* **AVAILABLE RECORDS**:
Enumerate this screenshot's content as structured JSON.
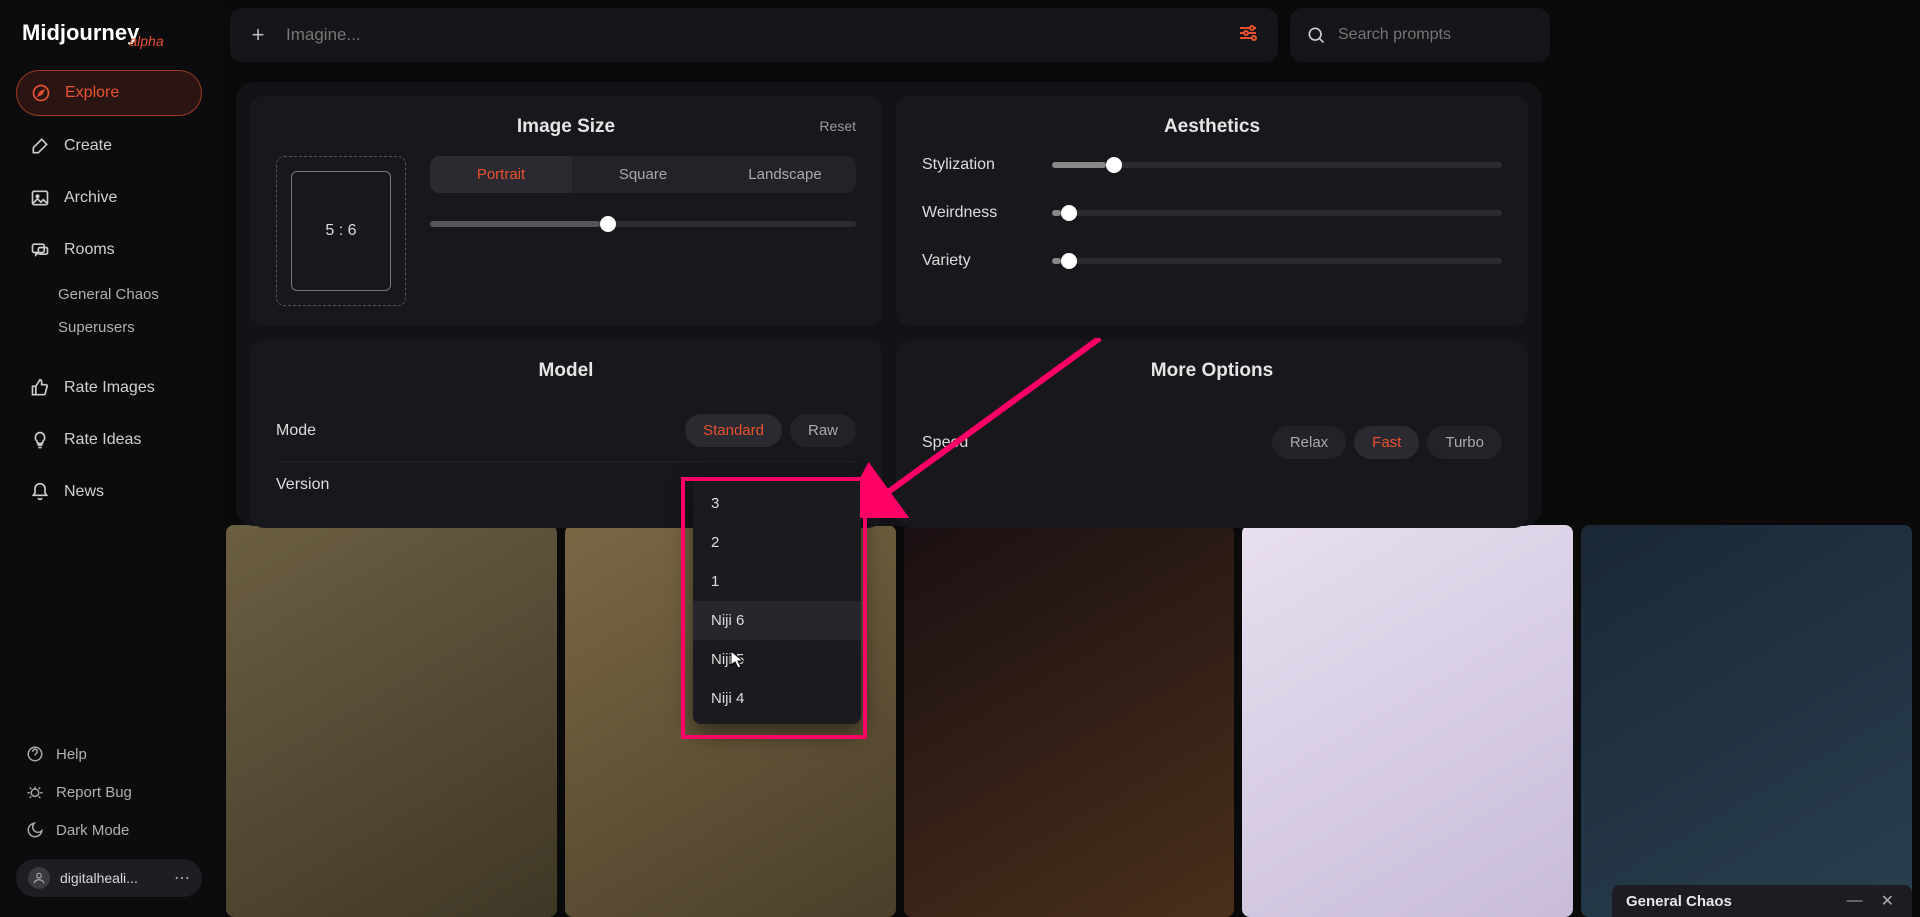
{
  "logo": {
    "main": "Midjourney",
    "tag": "alpha"
  },
  "prompt": {
    "placeholder": "Imagine..."
  },
  "search": {
    "placeholder": "Search prompts"
  },
  "sidebar": {
    "items": [
      {
        "label": "Explore"
      },
      {
        "label": "Create"
      },
      {
        "label": "Archive"
      },
      {
        "label": "Rooms"
      }
    ],
    "rooms": [
      {
        "label": "General Chaos"
      },
      {
        "label": "Superusers"
      }
    ],
    "secondary": [
      {
        "label": "Rate Images"
      },
      {
        "label": "Rate Ideas"
      },
      {
        "label": "News"
      }
    ],
    "footer": [
      {
        "label": "Help"
      },
      {
        "label": "Report Bug"
      },
      {
        "label": "Dark Mode"
      }
    ],
    "user": "digitalheali..."
  },
  "panels": {
    "image_size": {
      "title": "Image Size",
      "reset": "Reset",
      "ratio": "5 : 6",
      "segments": [
        "Portrait",
        "Square",
        "Landscape"
      ],
      "active_segment": 0,
      "slider_pct": 40
    },
    "aesthetics": {
      "title": "Aesthetics",
      "rows": [
        {
          "label": "Stylization",
          "pct": 12
        },
        {
          "label": "Weirdness",
          "pct": 2
        },
        {
          "label": "Variety",
          "pct": 2
        }
      ]
    },
    "model": {
      "title": "Model",
      "rows": [
        {
          "label": "Mode",
          "options": [
            "Standard",
            "Raw"
          ],
          "active": 0
        },
        {
          "label": "Version",
          "options": [],
          "active": -1
        }
      ]
    },
    "more": {
      "title": "More Options",
      "speed": {
        "label": "Speed",
        "options": [
          "Relax",
          "Fast",
          "Turbo"
        ],
        "active": 1
      }
    }
  },
  "dropdown": {
    "items": [
      "3",
      "2",
      "1",
      "Niji 6",
      "Niji 5",
      "Niji 4"
    ],
    "hovered": 3
  },
  "chat": {
    "title": "General Chaos"
  }
}
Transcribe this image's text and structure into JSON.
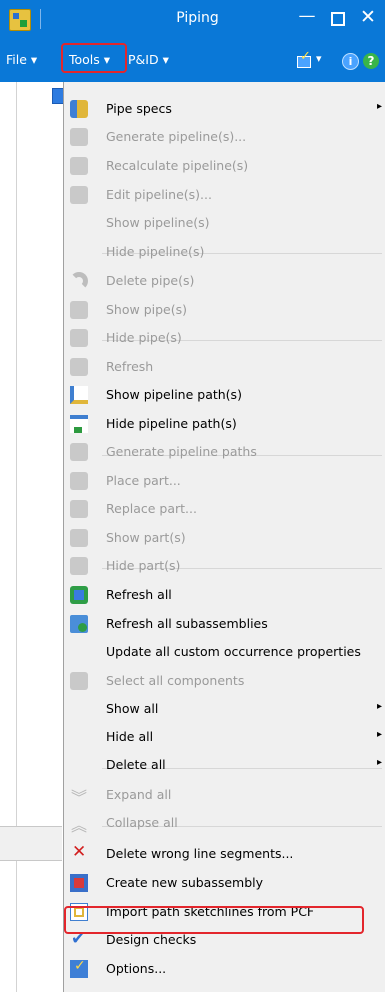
{
  "window": {
    "title": "Piping",
    "min_glyph": "—",
    "close_glyph": "✕"
  },
  "menubar": {
    "file": "File ▾",
    "tools": "Tools ▾",
    "pid": "P&ID ▾",
    "dropdown_arrow": "▾",
    "info_glyph": "i",
    "help_glyph": "?"
  },
  "submenu_arrow": "▸",
  "tools_menu": [
    {
      "label": "Pipe specs",
      "enabled": true,
      "submenu": true,
      "icon": "pipe-specs-icon"
    },
    {
      "label": "Generate pipeline(s)...",
      "enabled": false,
      "icon": "generate-pipeline-icon"
    },
    {
      "label": "Recalculate pipeline(s)",
      "enabled": false,
      "icon": "recalculate-pipeline-icon"
    },
    {
      "label": "Edit pipeline(s)...",
      "enabled": false,
      "icon": "edit-pipeline-icon"
    },
    {
      "label": "Show pipeline(s)",
      "enabled": false,
      "icon": ""
    },
    {
      "label": "Hide pipeline(s)",
      "enabled": false,
      "icon": ""
    },
    {
      "label": "Delete pipe(s)",
      "enabled": false,
      "icon": "delete-pipe-icon"
    },
    {
      "label": "Show pipe(s)",
      "enabled": false,
      "icon": "show-pipe-icon"
    },
    {
      "label": "Hide pipe(s)",
      "enabled": false,
      "icon": "hide-pipe-icon"
    },
    {
      "label": "Refresh",
      "enabled": false,
      "icon": "refresh-icon"
    },
    {
      "label": "Show pipeline path(s)",
      "enabled": true,
      "icon": "show-pipeline-path-icon"
    },
    {
      "label": "Hide pipeline path(s)",
      "enabled": true,
      "icon": "hide-pipeline-path-icon"
    },
    {
      "label": "Generate pipeline paths",
      "enabled": false,
      "icon": "generate-pipeline-paths-icon"
    },
    {
      "label": "Place part...",
      "enabled": false,
      "icon": "place-part-icon"
    },
    {
      "label": "Replace part...",
      "enabled": false,
      "icon": "replace-part-icon"
    },
    {
      "label": "Show part(s)",
      "enabled": false,
      "icon": "show-part-icon"
    },
    {
      "label": "Hide part(s)",
      "enabled": false,
      "icon": "hide-part-icon"
    },
    {
      "label": "Refresh all",
      "enabled": true,
      "icon": "refresh-all-icon"
    },
    {
      "label": "Refresh all subassemblies",
      "enabled": true,
      "icon": "refresh-subassemblies-icon"
    },
    {
      "label": "Update all custom occurrence properties",
      "enabled": true,
      "icon": ""
    },
    {
      "label": "Select all components",
      "enabled": false,
      "icon": "select-components-icon"
    },
    {
      "label": "Show all",
      "enabled": true,
      "submenu": true,
      "icon": ""
    },
    {
      "label": "Hide all",
      "enabled": true,
      "submenu": true,
      "icon": ""
    },
    {
      "label": "Delete all",
      "enabled": true,
      "submenu": true,
      "icon": ""
    },
    {
      "label": "Expand all",
      "enabled": false,
      "icon": "expand-all-icon"
    },
    {
      "label": "Collapse all",
      "enabled": false,
      "icon": "collapse-all-icon"
    },
    {
      "label": "Delete wrong line segments...",
      "enabled": true,
      "icon": "delete-red-x-icon"
    },
    {
      "label": "Create new subassembly",
      "enabled": true,
      "icon": "new-subassembly-icon"
    },
    {
      "label": "Import path sketchlines from PCF",
      "enabled": true,
      "icon": "import-pcf-icon"
    },
    {
      "label": "Design checks",
      "enabled": true,
      "icon": "design-checks-icon"
    },
    {
      "label": "Options...",
      "enabled": true,
      "icon": "options-icon"
    }
  ]
}
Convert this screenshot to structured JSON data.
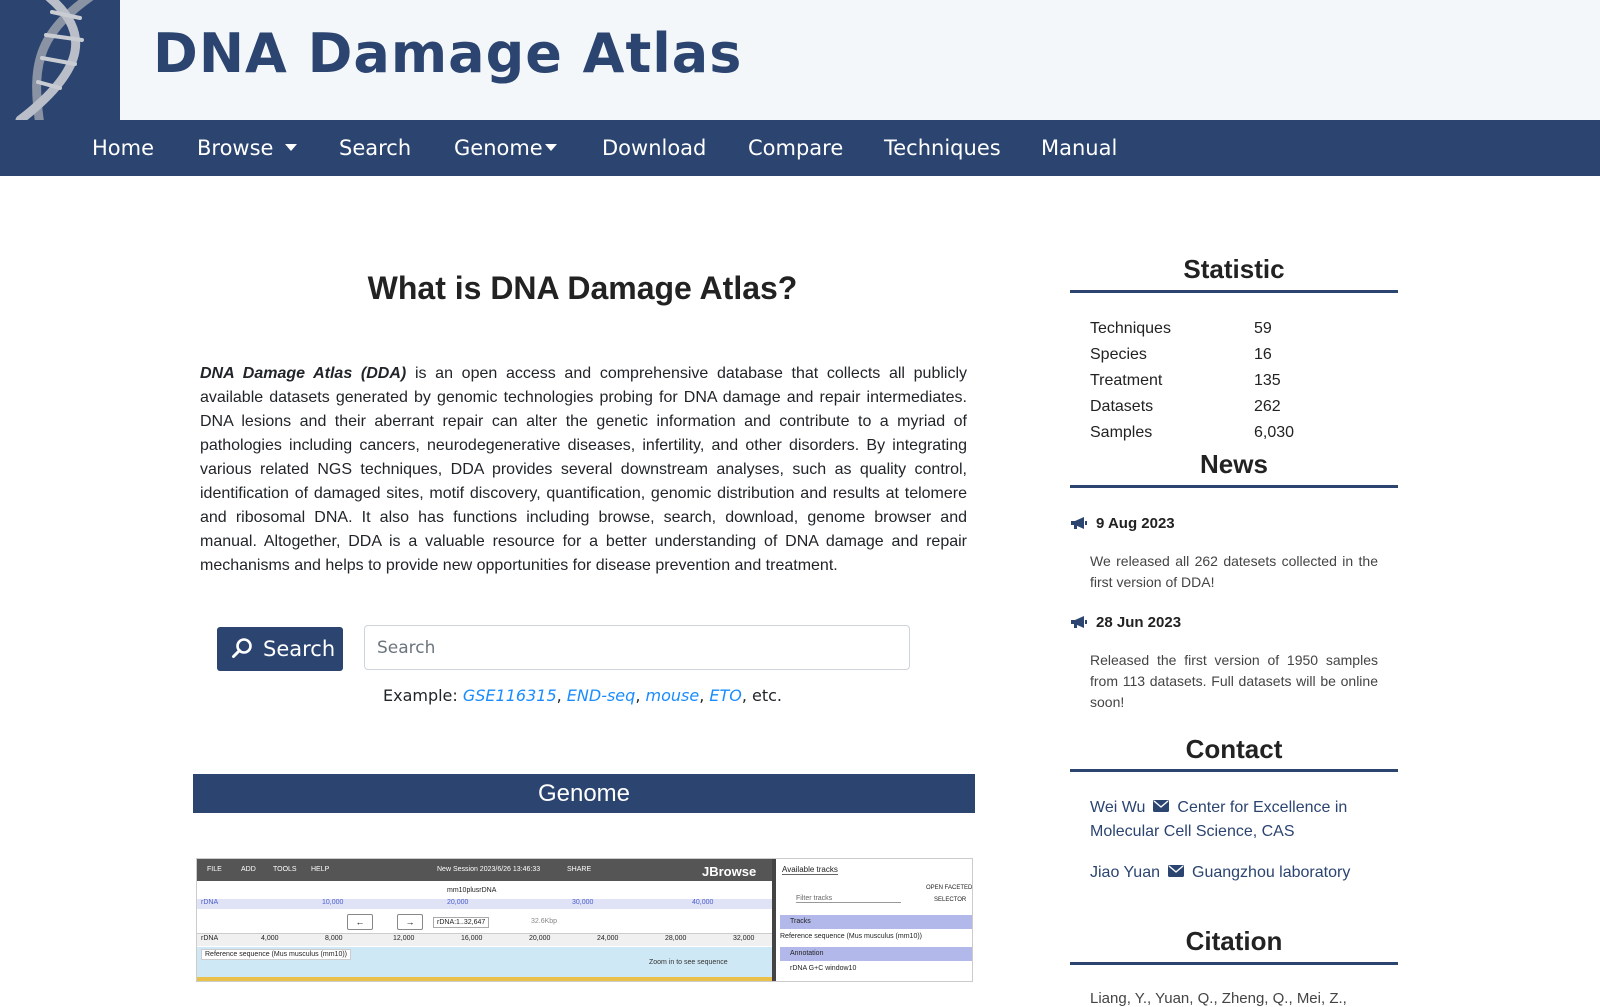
{
  "site": {
    "title": "DNA Damage Atlas"
  },
  "nav": {
    "home": "Home",
    "browse": "Browse",
    "search": "Search",
    "genome": "Genome",
    "download": "Download",
    "compare": "Compare",
    "techniques": "Techniques",
    "manual": "Manual"
  },
  "main": {
    "title": "What is DNA Damage Atlas?",
    "intro_bold": "DNA Damage Atlas (DDA)",
    "intro_text": " is an open access and comprehensive database that collects all publicly available datasets generated by genomic technologies probing for DNA damage and repair intermediates. DNA lesions and their aberrant repair can alter the genetic information and contribute to a myriad of pathologies including cancers, neurodegenerative diseases, infertility, and other disorders. By integrating various related NGS techniques, DDA provides several downstream analyses, such as quality control, identification of damaged sites, motif discovery, quantification, genomic distribution and results at telomere and ribosomal DNA. It also has functions including browse, search, download, genome browser and manual. Altogether, DDA is a valuable resource for a better understanding of DNA damage and repair mechanisms and helps to provide new opportunities for disease prevention and treatment.",
    "search_button": "Search",
    "search_placeholder": "Search",
    "example_label": "Example: ",
    "examples": [
      "GSE116315",
      "END-seq",
      "mouse",
      "ETO"
    ],
    "example_sep": ", ",
    "example_end": ", etc.",
    "genome_heading": "Genome"
  },
  "jbrowse": {
    "menu": [
      "FILE",
      "ADD",
      "TOOLS",
      "HELP"
    ],
    "session": "New Session 2023/6/26 13:46:33",
    "share": "SHARE",
    "brand": "JBrowse",
    "assembly": "mm10plusrDNA",
    "chrom": "rDNA",
    "locus": "rDNA:1..32,647",
    "span": "32.6Kbp",
    "ruler_top": [
      "10,000",
      "20,000",
      "30,000",
      "40,000"
    ],
    "ruler": [
      "4,000",
      "8,000",
      "12,000",
      "16,000",
      "20,000",
      "24,000",
      "28,000",
      "32,000"
    ],
    "track_name": "Reference sequence (Mus musculus (mm10))",
    "zoom_msg": "Zoom in to see sequence",
    "available_tracks": "Available tracks",
    "filter_placeholder": "Filter tracks",
    "open_faceted": "OPEN FACETED",
    "selector": "SELECTOR",
    "tracks_group": "Tracks",
    "annotation_group": "Annotation",
    "gc_track": "rDNA G+C window10"
  },
  "statistic": {
    "heading": "Statistic",
    "rows": [
      {
        "label": "Techniques",
        "value": "59"
      },
      {
        "label": "Species",
        "value": "16"
      },
      {
        "label": "Treatment",
        "value": "135"
      },
      {
        "label": "Datasets",
        "value": "262"
      },
      {
        "label": "Samples",
        "value": "6,030"
      }
    ]
  },
  "news": {
    "heading": "News",
    "items": [
      {
        "date": "9 Aug 2023",
        "text": "We released all 262 datesets collected in the first version of DDA!"
      },
      {
        "date": "28 Jun 2023",
        "text": "Released the first version of 1950 samples from 113 datasets. Full datasets will be online soon!"
      }
    ]
  },
  "contact": {
    "heading": "Contact",
    "people": [
      {
        "name": "Wei Wu",
        "org": "Center for Excellence in Molecular Cell Science, CAS"
      },
      {
        "name": "Jiao Yuan",
        "org": "Guangzhou laboratory"
      }
    ]
  },
  "citation": {
    "heading": "Citation",
    "text": "Liang, Y., Yuan, Q., Zheng, Q., Mei, Z.,"
  },
  "colors": {
    "brand": "#2b4470",
    "link": "#1a8cff",
    "header_bg": "#f4f7fa"
  }
}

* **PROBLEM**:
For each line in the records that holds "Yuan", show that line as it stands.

* **EXERCISE RESULT**:
        "name": "Jiao Yuan",
    "text": "Liang, Y., Yuan, Q., Zheng, Q., Mei, Z.,"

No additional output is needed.